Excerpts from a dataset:
--------------------
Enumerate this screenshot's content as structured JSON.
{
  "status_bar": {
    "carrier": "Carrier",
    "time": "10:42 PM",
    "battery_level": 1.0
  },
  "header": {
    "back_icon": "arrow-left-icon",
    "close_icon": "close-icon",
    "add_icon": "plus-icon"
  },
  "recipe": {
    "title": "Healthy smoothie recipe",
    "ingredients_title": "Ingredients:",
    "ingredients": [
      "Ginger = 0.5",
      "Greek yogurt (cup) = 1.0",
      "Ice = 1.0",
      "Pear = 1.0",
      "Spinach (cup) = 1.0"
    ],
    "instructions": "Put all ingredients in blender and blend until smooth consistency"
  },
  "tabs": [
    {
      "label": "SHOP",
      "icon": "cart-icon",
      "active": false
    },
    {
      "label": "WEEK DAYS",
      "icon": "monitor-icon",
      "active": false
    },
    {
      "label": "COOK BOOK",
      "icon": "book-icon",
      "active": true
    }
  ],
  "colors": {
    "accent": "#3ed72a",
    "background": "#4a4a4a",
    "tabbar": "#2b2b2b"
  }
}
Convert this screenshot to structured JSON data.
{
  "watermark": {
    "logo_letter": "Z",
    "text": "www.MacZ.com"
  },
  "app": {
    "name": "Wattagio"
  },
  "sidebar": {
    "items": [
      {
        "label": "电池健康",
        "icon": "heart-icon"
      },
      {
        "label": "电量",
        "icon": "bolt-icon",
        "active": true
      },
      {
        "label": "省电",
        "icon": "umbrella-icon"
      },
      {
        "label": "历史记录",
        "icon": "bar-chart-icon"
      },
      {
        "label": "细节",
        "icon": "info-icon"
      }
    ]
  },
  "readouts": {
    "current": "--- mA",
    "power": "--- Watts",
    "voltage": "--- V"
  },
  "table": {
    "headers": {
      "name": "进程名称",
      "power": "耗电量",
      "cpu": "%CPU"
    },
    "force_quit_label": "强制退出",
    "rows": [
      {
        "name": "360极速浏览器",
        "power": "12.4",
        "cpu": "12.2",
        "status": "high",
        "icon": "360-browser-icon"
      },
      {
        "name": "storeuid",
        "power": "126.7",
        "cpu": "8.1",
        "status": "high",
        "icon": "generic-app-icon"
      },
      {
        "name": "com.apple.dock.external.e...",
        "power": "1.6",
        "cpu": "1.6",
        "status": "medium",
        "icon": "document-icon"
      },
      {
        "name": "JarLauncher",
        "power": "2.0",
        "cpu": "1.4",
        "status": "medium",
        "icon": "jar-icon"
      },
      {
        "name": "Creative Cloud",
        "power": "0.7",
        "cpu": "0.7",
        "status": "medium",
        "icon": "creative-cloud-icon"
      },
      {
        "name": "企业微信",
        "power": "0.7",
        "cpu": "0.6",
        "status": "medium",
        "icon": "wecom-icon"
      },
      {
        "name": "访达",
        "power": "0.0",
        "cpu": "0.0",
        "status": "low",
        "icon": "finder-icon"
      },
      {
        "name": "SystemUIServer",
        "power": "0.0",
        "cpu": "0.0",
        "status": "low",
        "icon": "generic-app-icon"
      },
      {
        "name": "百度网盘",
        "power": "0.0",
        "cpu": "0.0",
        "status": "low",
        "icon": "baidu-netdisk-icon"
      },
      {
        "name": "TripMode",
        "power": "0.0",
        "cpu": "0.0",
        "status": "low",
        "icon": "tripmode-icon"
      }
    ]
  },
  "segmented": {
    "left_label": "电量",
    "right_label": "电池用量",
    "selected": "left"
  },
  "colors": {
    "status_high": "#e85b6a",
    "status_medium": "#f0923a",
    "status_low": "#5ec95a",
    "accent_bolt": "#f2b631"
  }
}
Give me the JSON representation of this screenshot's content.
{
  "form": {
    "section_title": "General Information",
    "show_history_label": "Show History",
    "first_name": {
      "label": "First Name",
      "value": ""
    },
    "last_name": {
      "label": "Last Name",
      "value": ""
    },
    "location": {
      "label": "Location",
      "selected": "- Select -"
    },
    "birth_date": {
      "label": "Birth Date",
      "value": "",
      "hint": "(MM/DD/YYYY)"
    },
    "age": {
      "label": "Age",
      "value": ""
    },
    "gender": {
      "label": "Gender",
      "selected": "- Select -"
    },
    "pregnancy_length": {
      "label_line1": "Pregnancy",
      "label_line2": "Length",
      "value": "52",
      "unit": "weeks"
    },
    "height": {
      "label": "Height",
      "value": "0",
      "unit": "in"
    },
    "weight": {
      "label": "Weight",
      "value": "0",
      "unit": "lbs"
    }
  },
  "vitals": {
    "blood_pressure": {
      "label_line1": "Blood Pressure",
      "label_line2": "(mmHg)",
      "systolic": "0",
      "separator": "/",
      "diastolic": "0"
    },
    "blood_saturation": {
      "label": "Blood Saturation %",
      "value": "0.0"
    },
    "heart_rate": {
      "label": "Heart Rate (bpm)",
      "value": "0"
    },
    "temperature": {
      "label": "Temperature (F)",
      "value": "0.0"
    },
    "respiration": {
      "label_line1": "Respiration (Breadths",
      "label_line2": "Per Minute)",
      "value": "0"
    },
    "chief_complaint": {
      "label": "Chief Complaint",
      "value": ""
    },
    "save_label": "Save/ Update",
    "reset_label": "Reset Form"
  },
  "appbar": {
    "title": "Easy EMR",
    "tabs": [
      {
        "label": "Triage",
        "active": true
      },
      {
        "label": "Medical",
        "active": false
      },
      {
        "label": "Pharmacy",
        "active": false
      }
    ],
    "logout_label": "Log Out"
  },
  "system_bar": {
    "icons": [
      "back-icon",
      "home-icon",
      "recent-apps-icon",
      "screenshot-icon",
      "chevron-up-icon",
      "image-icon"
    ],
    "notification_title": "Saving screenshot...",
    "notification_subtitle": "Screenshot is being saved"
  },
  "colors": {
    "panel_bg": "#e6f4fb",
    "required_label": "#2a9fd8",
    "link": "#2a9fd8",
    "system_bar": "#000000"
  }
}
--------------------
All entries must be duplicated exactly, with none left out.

* **Solution for this exercise**:
Enumerate this screenshot's content as structured JSON.
{
  "status_bar": {
    "carrier": "Carrier",
    "time": "10:42 PM",
    "battery_level": 1.0
  },
  "header": {
    "back_icon": "arrow-left-icon",
    "close_icon": "close-icon",
    "add_icon": "plus-icon"
  },
  "recipe": {
    "title": "Healthy smoothie recipe",
    "ingredients_title": "Ingredients:",
    "ingredients": [
      "Ginger = 0.5",
      "Greek yogurt (cup) = 1.0",
      "Ice = 1.0",
      "Pear = 1.0",
      "Spinach (cup) = 1.0"
    ],
    "instructions": "Put all ingredients in blender and blend until smooth consistency"
  },
  "tabs": [
    {
      "label": "SHOP",
      "icon": "cart-icon",
      "active": false
    },
    {
      "label": "WEEK DAYS",
      "icon": "monitor-icon",
      "active": false
    },
    {
      "label": "COOK BOOK",
      "icon": "book-icon",
      "active": true
    }
  ],
  "colors": {
    "accent": "#3ed72a",
    "background": "#4a4a4a",
    "tabbar": "#2b2b2b"
  }
}
Convert this screenshot to structured JSON data.
{
  "watermark": {
    "logo_letter": "Z",
    "text": "www.MacZ.com"
  },
  "app": {
    "name": "Wattagio"
  },
  "sidebar": {
    "items": [
      {
        "label": "电池健康",
        "icon": "heart-icon"
      },
      {
        "label": "电量",
        "icon": "bolt-icon",
        "active": true
      },
      {
        "label": "省电",
        "icon": "umbrella-icon"
      },
      {
        "label": "历史记录",
        "icon": "bar-chart-icon"
      },
      {
        "label": "细节",
        "icon": "info-icon"
      }
    ]
  },
  "readouts": {
    "current": "--- mA",
    "power": "--- Watts",
    "voltage": "--- V"
  },
  "table": {
    "headers": {
      "name": "进程名称",
      "power": "耗电量",
      "cpu": "%CPU"
    },
    "force_quit_label": "强制退出",
    "rows": [
      {
        "name": "360极速浏览器",
        "power": "12.4",
        "cpu": "12.2",
        "status": "high",
        "icon": "360-browser-icon"
      },
      {
        "name": "storeuid",
        "power": "126.7",
        "cpu": "8.1",
        "status": "high",
        "icon": "generic-app-icon"
      },
      {
        "name": "com.apple.dock.external.e...",
        "power": "1.6",
        "cpu": "1.6",
        "status": "medium",
        "icon": "document-icon"
      },
      {
        "name": "JarLauncher",
        "power": "2.0",
        "cpu": "1.4",
        "status": "medium",
        "icon": "jar-icon"
      },
      {
        "name": "Creative Cloud",
        "power": "0.7",
        "cpu": "0.7",
        "status": "medium",
        "icon": "creative-cloud-icon"
      },
      {
        "name": "企业微信",
        "power": "0.7",
        "cpu": "0.6",
        "status": "medium",
        "icon": "wecom-icon"
      },
      {
        "name": "访达",
        "power": "0.0",
        "cpu": "0.0",
        "status": "low",
        "icon": "finder-icon"
      },
      {
        "name": "SystemUIServer",
        "power": "0.0",
        "cpu": "0.0",
        "status": "low",
        "icon": "generic-app-icon"
      },
      {
        "name": "百度网盘",
        "power": "0.0",
        "cpu": "0.0",
        "status": "low",
        "icon": "baidu-netdisk-icon"
      },
      {
        "name": "TripMode",
        "power": "0.0",
        "cpu": "0.0",
        "status": "low",
        "icon": "tripmode-icon"
      }
    ]
  },
  "segmented": {
    "left_label": "电量",
    "right_label": "电池用量",
    "selected": "left"
  },
  "colors": {
    "status_high": "#e85b6a",
    "status_medium": "#f0923a",
    "status_low": "#5ec95a",
    "accent_bolt": "#f2b631"
  }
}
Give me the JSON representation of this screenshot's content.
{
  "form": {
    "section_title": "General Information",
    "show_history_label": "Show History",
    "first_name": {
      "label": "First Name",
      "value": ""
    },
    "last_name": {
      "label": "Last Name",
      "value": ""
    },
    "location": {
      "label": "Location",
      "selected": "- Select -"
    },
    "birth_date": {
      "label": "Birth Date",
      "value": "",
      "hint": "(MM/DD/YYYY)"
    },
    "age": {
      "label": "Age",
      "value": ""
    },
    "gender": {
      "label": "Gender",
      "selected": "- Select -"
    },
    "pregnancy_length": {
      "label_line1": "Pregnancy",
      "label_line2": "Length",
      "value": "52",
      "unit": "weeks"
    },
    "height": {
      "label": "Height",
      "value": "0",
      "unit": "in"
    },
    "weight": {
      "label": "Weight",
      "value": "0",
      "unit": "lbs"
    }
  },
  "vitals": {
    "blood_pressure": {
      "label_line1": "Blood Pressure",
      "label_line2": "(mmHg)",
      "systolic": "0",
      "separator": "/",
      "diastolic": "0"
    },
    "blood_saturation": {
      "label": "Blood Saturation %",
      "value": "0.0"
    },
    "heart_rate": {
      "label": "Heart Rate (bpm)",
      "value": "0"
    },
    "temperature": {
      "label": "Temperature (F)",
      "value": "0.0"
    },
    "respiration": {
      "label_line1": "Respiration (Breadths",
      "label_line2": "Per Minute)",
      "value": "0"
    },
    "chief_complaint": {
      "label": "Chief Complaint",
      "value": ""
    },
    "save_label": "Save/ Update",
    "reset_label": "Reset Form"
  },
  "appbar": {
    "title": "Easy EMR",
    "tabs": [
      {
        "label": "Triage",
        "active": true
      },
      {
        "label": "Medical",
        "active": false
      },
      {
        "label": "Pharmacy",
        "active": false
      }
    ],
    "logout_label": "Log Out"
  },
  "system_bar": {
    "icons": [
      "back-icon",
      "home-icon",
      "recent-apps-icon",
      "screenshot-icon",
      "chevron-up-icon",
      "image-icon"
    ],
    "notification_title": "Saving screenshot...",
    "notification_subtitle": "Screenshot is being saved"
  },
  "colors": {
    "panel_bg": "#e6f4fb",
    "required_label": "#2a9fd8",
    "link": "#2a9fd8",
    "system_bar": "#000000"
  }
}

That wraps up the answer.